So who is my peer group now? Ethan’s peer group is the 18 other kids in the Dinosaur Playroom 1 at his daycare. At North Toronto Collegiate Institute my peer group consisted of approximately 150 other kids in the NTCI Class of 2001. In real life of course, almost, everyone becomes a competitor. An old McGill friend called me about a month after my picture appeared in the Toronto Star (insert shameless self-promotion here), “Looks like I’ve bested you,” he said. Colour me confused. “A press release I wrote was quoted in the Wall Street Journal.” “Oh,” I paused, “congrats!” In fact I hadn’t quite realized that we were in competition, but of course, we had gone to McGill together, had taken similar history majors, and just as we had sparred over grade point averages in the Redpath Oasis, it made sense that we’d be comparing bylines in our twenties.

Similar rumbles occasionally make waves through my circle of friends.

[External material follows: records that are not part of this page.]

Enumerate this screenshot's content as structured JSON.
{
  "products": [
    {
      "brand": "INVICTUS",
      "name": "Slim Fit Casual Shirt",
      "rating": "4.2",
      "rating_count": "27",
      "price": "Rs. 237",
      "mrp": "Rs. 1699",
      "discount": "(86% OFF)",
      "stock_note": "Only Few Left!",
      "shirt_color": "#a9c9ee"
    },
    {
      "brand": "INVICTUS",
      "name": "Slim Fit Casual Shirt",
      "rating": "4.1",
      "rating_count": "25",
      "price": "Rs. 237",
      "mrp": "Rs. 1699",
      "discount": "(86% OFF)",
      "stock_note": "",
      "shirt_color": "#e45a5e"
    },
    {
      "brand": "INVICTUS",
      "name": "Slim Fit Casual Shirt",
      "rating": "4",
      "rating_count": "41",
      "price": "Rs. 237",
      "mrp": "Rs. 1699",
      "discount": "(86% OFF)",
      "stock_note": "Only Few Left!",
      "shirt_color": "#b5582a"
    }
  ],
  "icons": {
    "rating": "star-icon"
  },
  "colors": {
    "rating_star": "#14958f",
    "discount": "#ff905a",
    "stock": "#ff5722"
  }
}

Whenever someone gets married, or someone buys a house, there’s the collective gasp of shock. While everyone is super psyched, there’s always that conversation you wind up having with the person who isn’t getting married or who hasn’t bought the house: “Why don’t I have a house? Why aren’t I married? We did go to high school together. How did I go so wrong, but so and so did everything so right?”

In my own existential crisis just the other day, I called KB.
“I think I’m falling behind.”
“Falling behind what?”
“Which people?”
“Everyone. I’m not successful. People have jobs, they’re climbing the corporate latter. This girl I fooled around with (yes, screw you all for judging) has a book deal.”
“You’re doing your MBA.” She said calmingly.
“But that’s all I’m doing…”

Worse – I came across a New York Times article about a gay couple that had bought and restored a house in the Hudson Valley. Between commuting from powerful jobs in Manhattan, they were making organic goats milk on the weekend. I was despondent; after looking through the slide show of their life on the New York Times website, I realized they were living my dream (if you replaced organic goats milk with organic beer: Faux Hill Bitter). In comparison I have no job, no farm, no partner; fuck I don’t even have a goat. If this were a shtetl in the pale of Russia, I’d be first to be offed when the Russian army came riding through town.

KB tried to talk me back to earth, “Nay. They’re a decade older then we are. You can’t compare yourself to them.”

Suddenly I understood why my mother cries against how she’s kept up with the neighbours her entire life. It’s exhausting. How do you keep up with the Jones’s when you’re not even sure whom exactly you’re keeping up with?

The cheesy euphemism of course is that “Success is yours to define”. A friend and I came up with this line for a speech she was giving at high school a couple of years ago. But still its cold comfort isn’t it? I mean, success is yours to define, but isn’t there a matrix I can apply my successes to just to make sure I’m still on track?

At least I’m one up on Ethan; I can make a pee pee on the potty.

No comments: